-- Provided information --
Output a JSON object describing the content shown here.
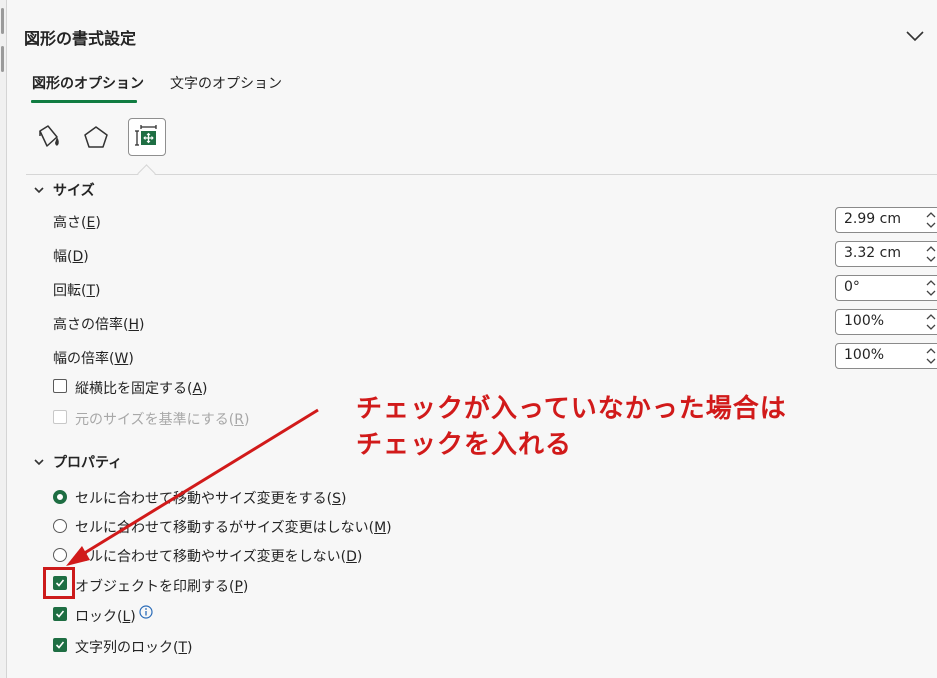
{
  "pane": {
    "title": "図形の書式設定"
  },
  "tabs": [
    {
      "label": "図形のオプション",
      "active": true
    },
    {
      "label": "文字のオプション",
      "active": false
    }
  ],
  "toolbar": {
    "icons": [
      "fill-line-icon",
      "effects-pentagon-icon",
      "size-properties-icon"
    ],
    "selected": "size-properties-icon"
  },
  "size": {
    "header": "サイズ",
    "height": {
      "label": "高さ",
      "key": "E",
      "value": "2.99 cm"
    },
    "width": {
      "label": "幅",
      "key": "D",
      "value": "3.32 cm"
    },
    "rotation": {
      "label": "回転",
      "key": "T",
      "value": "0°"
    },
    "scale_height": {
      "label": "高さの倍率",
      "key": "H",
      "value": "100%"
    },
    "scale_width": {
      "label": "幅の倍率",
      "key": "W",
      "value": "100%"
    },
    "lock_aspect": {
      "label": "縦横比を固定する",
      "key": "A",
      "checked": false
    },
    "relative_original": {
      "label": "元のサイズを基準にする",
      "key": "R",
      "checked": false,
      "disabled": true
    }
  },
  "properties": {
    "header": "プロパティ",
    "radio1": {
      "label": "セルに合わせて移動やサイズ変更をする",
      "key": "S",
      "selected": true
    },
    "radio2": {
      "label": "セルに合わせて移動するがサイズ変更はしない",
      "key": "M",
      "selected": false
    },
    "radio3": {
      "label": "セルに合わせて移動やサイズ変更をしない",
      "key": "D",
      "selected": false
    },
    "print_object": {
      "label": "オブジェクトを印刷する",
      "key": "P",
      "checked": true
    },
    "locked": {
      "label": "ロック",
      "key": "L",
      "checked": true
    },
    "lock_text": {
      "label": "文字列のロック",
      "key": "T",
      "checked": true
    }
  },
  "annotation": {
    "line1": "チェックが入っていなかった場合は",
    "line2": "チェックを入れる",
    "color": "#d11a1a"
  },
  "colors": {
    "accent": "#107c41",
    "checkbox": "#1e6e43"
  }
}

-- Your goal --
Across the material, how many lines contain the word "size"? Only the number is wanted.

-- Task answer --
3